This shirt looked baggy around my waist, so I added a fabric tie belt. The pocket is a nice addition for everyday wear. I try to add pockets whenever possible.
I bought this cool fabric from The RainShed back in September when I returned from my Diane Ericson retreat in Taos. A fellow sewer, Gwen was making a cool vest out of the fabric, which is grey wool laminated to a black knit. Both sides are attractive and the fabric does not ravel so Gwen was cutting holes out to add interest to her project. I had to try some of this fabric!
Finding the right pattern for me took a while, but I finally settled on Vogue 8932, since it has so many panels to show off both sides of the textile. I like to wear layers so a vest is perfect. I added 2” to the length of the pattern and eliminated any facings. Frankly, I think the final vest looks more like the photos on the pattern cover and it would have felt too short if I had not added the length. Instead of facings a knit stripe finishes off all of the edges.
I added the cut outs to emphasize the lines of the front, and placed a few appliqué pieces to carry an asymmetrical line on my left. The piece needed a little sparkle so I added a small triangle of metallic paint to each of these larger triangles. Just one triangle brought the design to the backside.
Finishing the vest left me with the question of what to wear underneath. I had pulled out a number of coordinating knits when deciding on the edge treatment. Since several of them went well with the grey/black fabric, I decided to whip up a knit top to wear under the vest. Vogue 8952 is so easy and only took about 2-3 hours to cut out and put together.
I can’t wait to wear this on Valentine’s Day! Hmm…red pants might be a fun look.
I am so pleased with this project I can hardly believe it!My BSF Debra and I got together to refashion some men’s shirts. She is going on some warm vacations so needs some new spring clothes now while it is still cold. After looking through our stash of used men’s shirts, I chose a linen shirt. In addition I added a frayed pair of black linen pants and a pair of linen overalls that had never worked for me. While not an absolute necessity, both Debra and I like to include a touch of black in our projects whenever possible to go with our favorite black jeans or leggings. Including your favorite neutral makes wardrobe management so much easier.
I owned a white shirt that had a square poncho shape instead of sleeves. We both used it to get our basic idea for the refashion. I promise Debra is going to get me pictures of her projects soon. No one will believe how different our two projects ended up this day!

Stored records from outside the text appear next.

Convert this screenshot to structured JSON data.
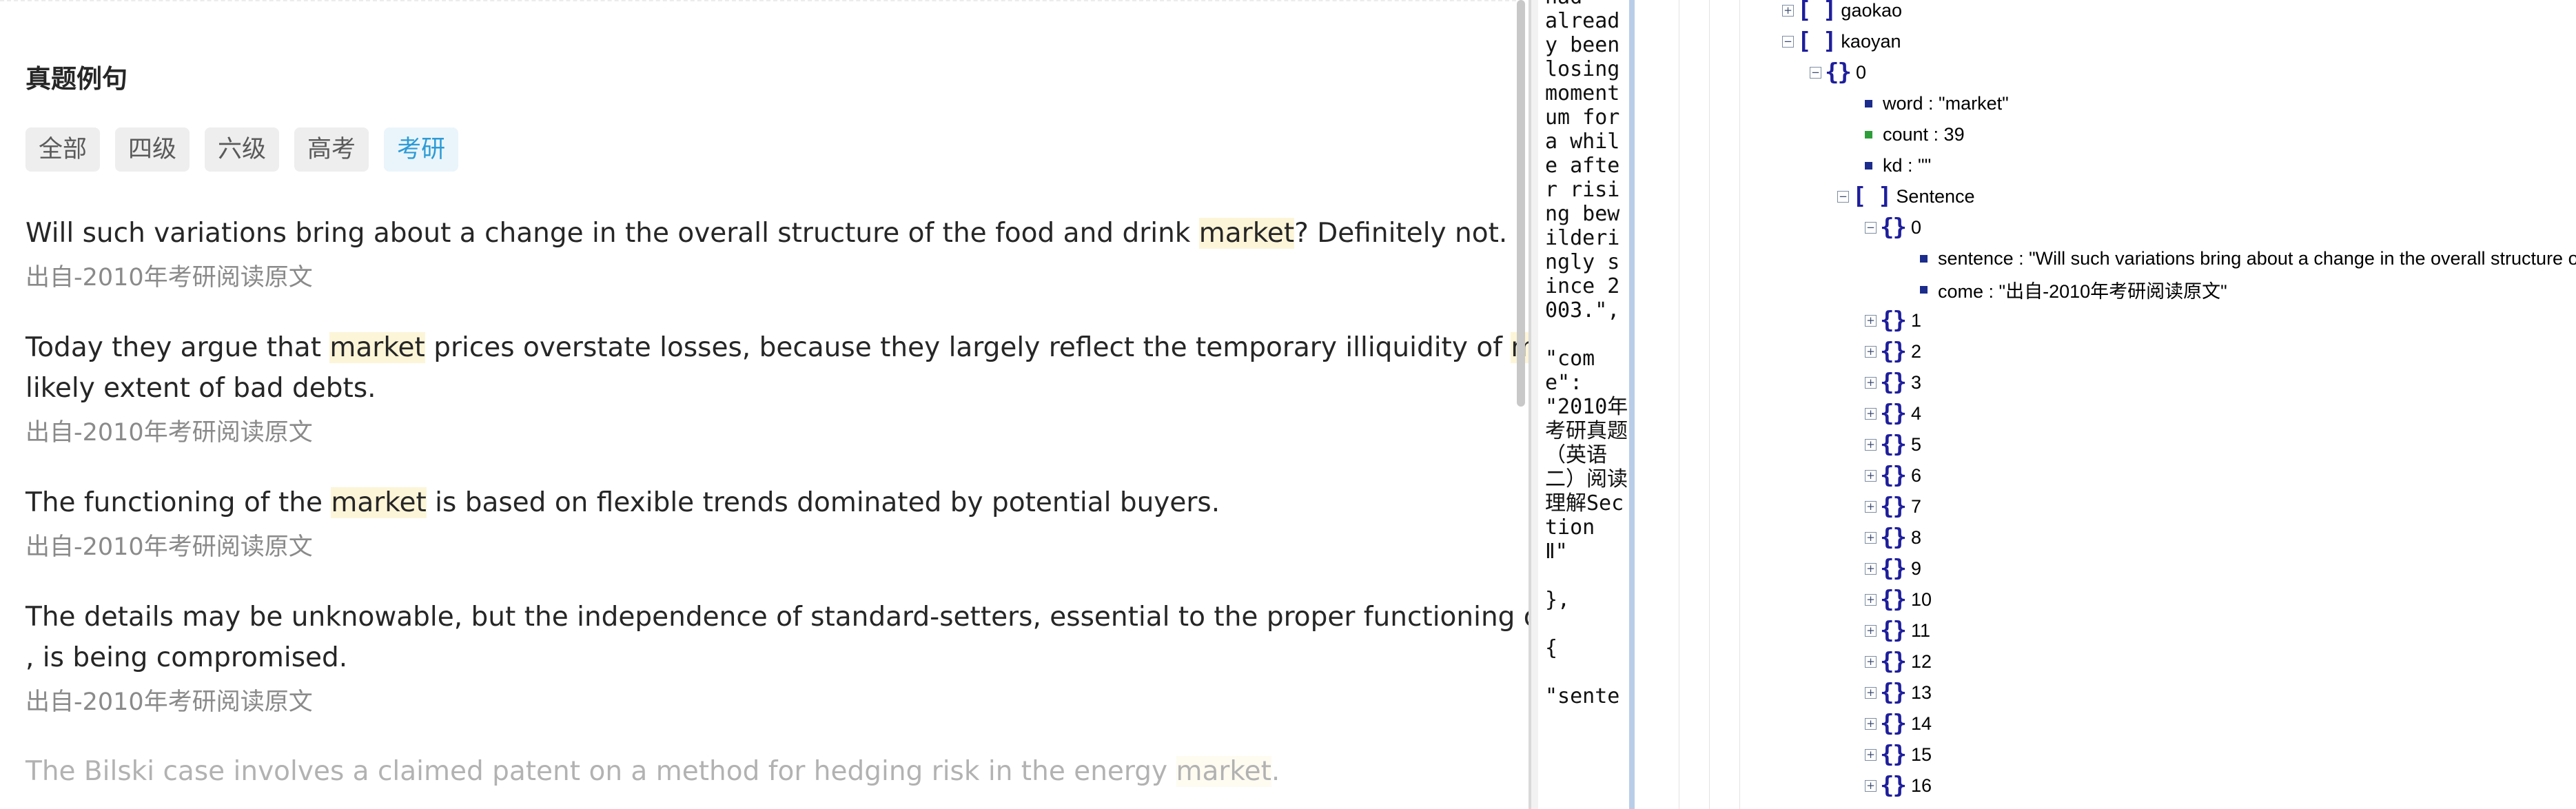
{
  "section": {
    "title": "真题例句",
    "tabs": [
      "全部",
      "四级",
      "六级",
      "高考",
      "考研"
    ],
    "active_tab": "考研"
  },
  "examples": [
    {
      "parts": [
        "Will such variations bring about a change in the overall structure of the food and drink ",
        "market",
        "? Definitely not."
      ],
      "source": "出自-2010年考研阅读原文"
    },
    {
      "parts": [
        "Today they argue that ",
        "market",
        " prices overstate losses, because they largely reflect the temporary illiquidity of ",
        "mark"
      ],
      "line2": "likely extent of bad debts.",
      "source": "出自-2010年考研阅读原文"
    },
    {
      "parts": [
        "The functioning of the ",
        "market",
        " is based on flexible trends dominated by potential buyers."
      ],
      "source": "出自-2010年考研阅读原文"
    },
    {
      "parts": [
        "The details may be unknowable, but the independence of standard-setters, essential to the proper functioning of c"
      ],
      "line2": ", is being compromised.",
      "source": "出自-2010年考研阅读原文"
    },
    {
      "parts": [
        "The Bilski case involves a claimed patent on a method for hedging risk in the energy ",
        "market",
        "."
      ],
      "source": ""
    }
  ],
  "raw_json_text": "had\nalready been losing momentum for a while after rising bewilderingly since 2003.\",\n\n\"come\":\n\"2010年考研真题（英语二）阅读理解Section Ⅱ\"\n\n},\n\n{\n\n\"sente",
  "tree": {
    "gaokao_label": "gaokao",
    "kaoyan_label": "kaoyan",
    "item0_index": "0",
    "word_row": "word : \"market\"",
    "count_row": "count : 39",
    "kd_row": "kd : \"\"",
    "sentence_label": "Sentence",
    "sentence0_index": "0",
    "sentence_row": "sentence : \"Will such variations bring about a change in the overall structure of the food and drink market? Definitely not.\"",
    "come_row": "come : \"出自-2010年考研阅读原文\"",
    "collapsed_indexes": [
      "1",
      "2",
      "3",
      "4",
      "5",
      "6",
      "7",
      "8",
      "9",
      "10",
      "11",
      "12",
      "13",
      "14",
      "15",
      "16"
    ]
  }
}
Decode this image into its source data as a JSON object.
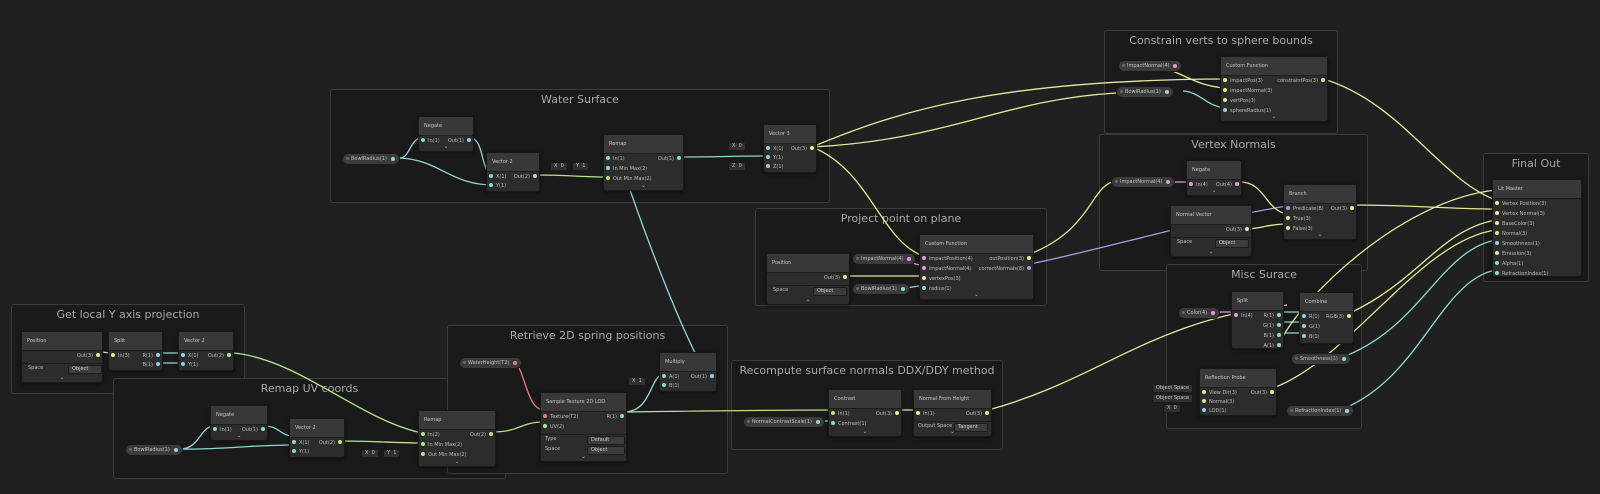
{
  "colors": {
    "cyan": "#8fd6d6",
    "yellow": "#e8e89c",
    "lime": "#b6e68a",
    "green": "#8fe08f",
    "red": "#e8807a",
    "purple": "#a89ce0",
    "pink": "#e09ce0"
  },
  "groups": {
    "water_surface": "Water Surface",
    "constrain": "Constrain verts to sphere bounds",
    "vertex_normals": "Vertex Normals",
    "project_point": "Project point on plane",
    "final_out": "Final Out",
    "misc_surace": "Misc Surace",
    "local_y": "Get local Y axis projection",
    "remap_uv": "Remap UV coords",
    "spring": "Retrieve 2D spring positions",
    "recompute": "Recompute surface normals DDX/DDY method"
  },
  "properties": {
    "bowl_radius": "BowlRadius(1)",
    "impact_normal": "ImpactNormal(4)",
    "water_height": "WaterHeight(T2)",
    "color": "Color(4)",
    "smoothness": "Smoothness(1)",
    "refraction_index": "RefractionIndex(1)",
    "normal_contrast": "NormalContrastScale(1)"
  },
  "nodes": {
    "negate": {
      "title": "Negate",
      "in": "In(1)",
      "out": "Out(1)"
    },
    "negate4": {
      "title": "Negate",
      "in": "In(4)",
      "out": "Out(4)"
    },
    "vector2": {
      "title": "Vector 2",
      "x": "X(1)",
      "y": "Y(1)",
      "out": "Out(2)"
    },
    "vector3": {
      "title": "Vector 3",
      "x": "X(1)",
      "y": "Y(1)",
      "z": "Z(1)",
      "out": "Out(3)"
    },
    "remap": {
      "title": "Remap",
      "in1": "In(1)",
      "in2": "In(2)",
      "inminmax": "In Min Max(2)",
      "outminmax": "Out Min Max(2)",
      "out1": "Out(1)",
      "out2": "Out(2)"
    },
    "custom_constrain": {
      "title": "Custom Function",
      "in": [
        "impactPos(3)",
        "impactNormal(3)",
        "vertPos(3)",
        "sphereRadius(1)"
      ],
      "out": "constraintPos(3)"
    },
    "custom_project": {
      "title": "Custom Function",
      "in": [
        "impactPosition(4)",
        "impactNormal(4)",
        "vertexPos(3)",
        "radius(1)"
      ],
      "out": [
        "outPosition(3)",
        "correctNormals(8)"
      ]
    },
    "branch": {
      "title": "Branch",
      "in": [
        "Predicate(B)",
        "True(3)",
        "False(3)"
      ],
      "out": "Out(3)"
    },
    "normal_vector": {
      "title": "Normal Vector",
      "out": "Out(3)",
      "space_label": "Space",
      "space_value": "Object"
    },
    "position": {
      "title": "Position",
      "out": "Out(3)",
      "space_label": "Space",
      "space_value": "Object"
    },
    "lit_master": {
      "title": "Lit Master",
      "in": [
        "Vertex Position(3)",
        "Vertex Normal(3)",
        "BaseColor(3)",
        "Normal(3)",
        "Smoothness(1)",
        "Emission(3)",
        "Alpha(1)",
        "RefractionIndex(1)"
      ]
    },
    "split": {
      "title": "Split",
      "in3": "In(3)",
      "in4": "In(4)",
      "r": "R(1)",
      "g": "G(1)",
      "b": "B(1)",
      "a": "A(1)"
    },
    "combine": {
      "title": "Combine",
      "in": [
        "R(1)",
        "G(1)",
        "B(1)"
      ],
      "out": "RGB(3)"
    },
    "reflection_probe": {
      "title": "Reflection Probe",
      "in": [
        "View Dir(3)",
        "Normal(3)",
        "LOD(1)"
      ],
      "out": "Out(3)",
      "inline": [
        "Object Space",
        "Object Space"
      ]
    },
    "multiply": {
      "title": "Multiply",
      "a": "A(1)",
      "b": "B(1)",
      "out": "Out(1)"
    },
    "sample_tex": {
      "title": "Sample Texture 2D LOD",
      "in": [
        "Texture(T2)",
        "UV(2)"
      ],
      "out": "R(1)",
      "type_label": "Type",
      "type_value": "Default",
      "space_label": "Space",
      "space_value": "Object"
    },
    "contrast": {
      "title": "Contrast",
      "in": [
        "In(1)",
        "Contrast(1)"
      ],
      "out": "Out(3)"
    },
    "normal_from_height": {
      "title": "Normal From Height",
      "in": "In(1)",
      "out": "Out(3)",
      "space_label": "Output Space",
      "space_value": "Tangent"
    }
  },
  "inline": {
    "x": "X",
    "y": "Y",
    "z": "Z",
    "zero": "0",
    "one": "1"
  },
  "chevron": "⌄"
}
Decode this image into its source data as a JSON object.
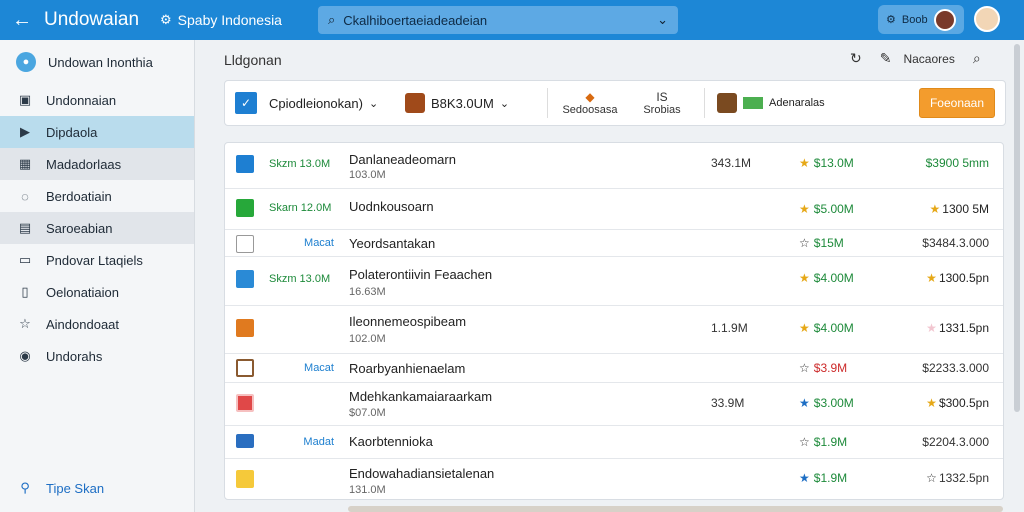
{
  "header": {
    "back": "←",
    "title": "Undowaian",
    "region": "Spaby Indonesia",
    "search_text": "Ckalhiboertaeiadeadeian",
    "user_label": "Boob"
  },
  "sidebar": {
    "items": [
      {
        "label": "Undowan Inonthia",
        "icon": "globe-icon"
      },
      {
        "label": "Undonnaian",
        "icon": "image-icon"
      },
      {
        "label": "Dipdaola",
        "icon": "video-icon"
      },
      {
        "label": "Madadorlaas",
        "icon": "grid-icon"
      },
      {
        "label": "Berdoatiain",
        "icon": "chat-icon"
      },
      {
        "label": "Saroeabian",
        "icon": "table-icon"
      },
      {
        "label": "Pndovar Ltaqiels",
        "icon": "monitor-icon"
      },
      {
        "label": "Oelonatiaion",
        "icon": "book-icon"
      },
      {
        "label": "Aindondoaat",
        "icon": "star-icon"
      },
      {
        "label": "Undorahs",
        "icon": "circle-icon"
      }
    ],
    "footer": "Tipe Skan"
  },
  "main": {
    "title": "Lldgonan",
    "tools_label": "Nacaores"
  },
  "toolbar": {
    "select1": "Cpiodleionokan)",
    "select2": "B8K3.0UM",
    "stat1_label": "Sedoosasa",
    "stat2_top": "IS",
    "stat2_label": "Srobias",
    "flag_label": "Adenaralas",
    "button": "Foeonaan"
  },
  "rows": [
    {
      "tag": "Skzm 13.0M",
      "title": "Danlaneadeomarn",
      "sub": "103.0M",
      "val": "343.1M",
      "rating": "$13.0M",
      "price": "$3900 5mm"
    },
    {
      "tag": "Skarn 12.0M",
      "title": "Uodnkousoarn",
      "sub": "",
      "val": "",
      "rating": "$5.00M",
      "price": "1300 5M"
    },
    {
      "tag": "Macat",
      "title": "Yeordsantakan",
      "sub": "",
      "val": "",
      "rating": "$15M",
      "price": "$3484.3.000"
    },
    {
      "tag": "Skzm 13.0M",
      "title": "Polaterontiivin Feaachen",
      "sub": "16.63M",
      "val": "",
      "rating": "$4.00M",
      "price": "1300.5pn"
    },
    {
      "tag": "",
      "title": "Ileonnemeospibeam",
      "sub": "102.0M",
      "val": "1.1.9M",
      "rating": "$4.00M",
      "price": "1331.5pn"
    },
    {
      "tag": "Macat",
      "title": "Roarbyanhienaelam",
      "sub": "",
      "val": "",
      "rating": "$3.9M",
      "price": "$2233.3.000"
    },
    {
      "tag": "",
      "title": "Mdehkankamaiaraarkam",
      "sub": "$07.0M",
      "val": "33.9M",
      "rating": "$3.00M",
      "price": "$300.5pn"
    },
    {
      "tag": "Madat",
      "title": "Kaorbtennioka",
      "sub": "",
      "val": "",
      "rating": "$1.9M",
      "price": "$2204.3.000"
    },
    {
      "tag": "",
      "title": "Endowahadiansietalenan",
      "sub": "131.0M",
      "val": "",
      "rating": "$1.9M",
      "price": "1332.5pn"
    }
  ]
}
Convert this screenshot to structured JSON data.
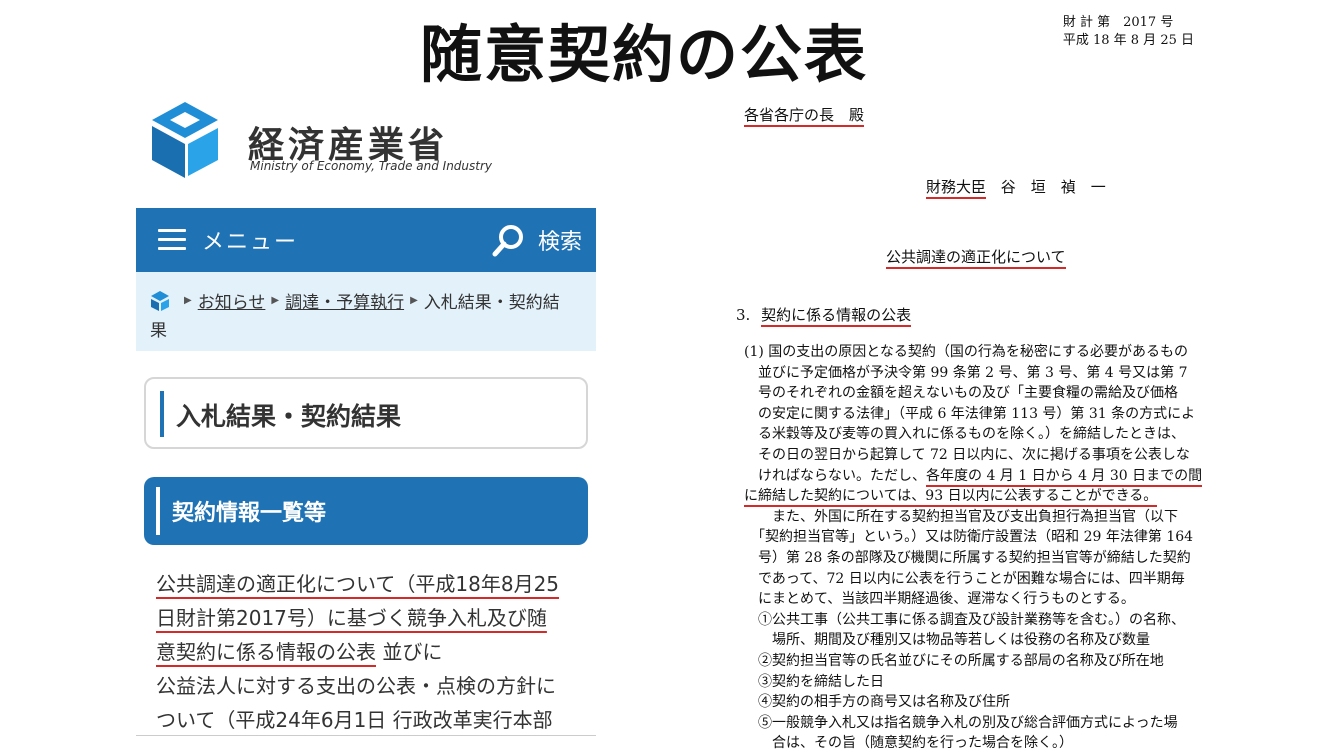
{
  "slide": {
    "title": "随意契約の公表"
  },
  "meti": {
    "logo_ja": "経済産業省",
    "logo_en": "Ministry of Economy, Trade and Industry",
    "nav": {
      "menu_label": "メニュー",
      "search_label": "検索"
    },
    "breadcrumb": {
      "items": [
        "お知らせ",
        "調達・予算執行"
      ],
      "current_line1": "入札結果・契約結",
      "current_line2": "果"
    },
    "page_heading": "入札結果・契約結果",
    "section_heading": "契約情報一覧等",
    "body_lines": [
      "公共調達の適正化について（平成18年8月25",
      "日財計第2017号）に基づく競争入札及び随",
      "意契約に係る情報の公表",
      " 並びに",
      "公益法人に対する支出の公表・点検の方針に",
      "ついて（平成24年6月1日 行政改革実行本部"
    ],
    "colors": {
      "brand_blue": "#1f73b5",
      "breadcrumb_bg": "#e3f1fb",
      "underline_red": "#d42a2a"
    }
  },
  "doc": {
    "number_line1": "財 計 第　2017 号",
    "number_line2": "平成 18 年 8 月 25 日",
    "addressee": "各省各庁の長　殿",
    "sender_title": "財務大臣",
    "sender_name": "谷　垣　禎　一",
    "subject": "公共調達の適正化について",
    "section_num": "3.",
    "section_title": "契約に係る情報の公表",
    "paragraph": [
      "(1) 国の支出の原因となる契約（国の行為を秘密にする必要があるもの",
      "　並びに予定価格が予決令第 99 条第 2 号、第 3 号、第 4 号又は第 7",
      "　号のそれぞれの金額を超えないもの及び「主要食糧の需給及び価格",
      "　の安定に関する法律」（平成 6 年法律第 113 号）第 31 条の方式によ",
      "　る米穀等及び麦等の買入れに係るものを除く。）を締結したときは、",
      "　その日の翌日から起算して 72 日以内に、次に掲げる事項を公表しな",
      "　ければならない。ただし、",
      "各年度の 4 月 1 日から 4 月 30 日までの間",
      "に締結した契約については、93 日以内に公表することができる。",
      "　　また、外国に所在する契約担当官及び支出負担行為担当官（以下",
      "　「契約担当官等」という。）又は防衛庁設置法（昭和 29 年法律第 164",
      "　号）第 28 条の部隊及び機関に所属する契約担当官等が締結した契約",
      "　であって、72 日以内に公表を行うことが困難な場合には、四半期毎",
      "　にまとめて、当該四半期経過後、遅滞なく行うものとする。",
      "　①公共工事（公共工事に係る調査及び設計業務等を含む。）の名称、",
      "　　場所、期間及び種別又は物品等若しくは役務の名称及び数量",
      "　②契約担当官等の氏名並びにその所属する部局の名称及び所在地",
      "　③契約を締結した日",
      "　④契約の相手方の商号又は名称及び住所",
      "　⑤一般競争入札又は指名競争入札の別及び総合評価方式によった場",
      "　　合は、その旨（随意契約を行った場合を除く。）"
    ]
  }
}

The men’s shirt is in the center with trim from my black pants and sleeve panels made from the legs of the overalls. The bias tape decoration is made from the overall straps that I just left hanging instead of cutting. Still not done, I added some Diane Ericson stencils to one sleeve for balance.
While it ended up dressier than I had ever imagined, I am very happy with the end result. So much so that I have already made a second version that is not photographed yet. I usually hate summer clothes, but have high expectations for my warm weather wardrobe.
My first blog entry!
I just finished a new fall coat using Diane Ericson’s Heartfelt Coat Pattern. I hot water machine washed the wool yardage to felt the fibers together. After that I worked with the fabric patterning in order to build yardage that would enhance with the coat pattern. The wool is butted together and held with a decorative stitch. I actually started this 5 years ago and put it in a basket because it was just too big of a project.
I wore it on Saturday night and it was a success!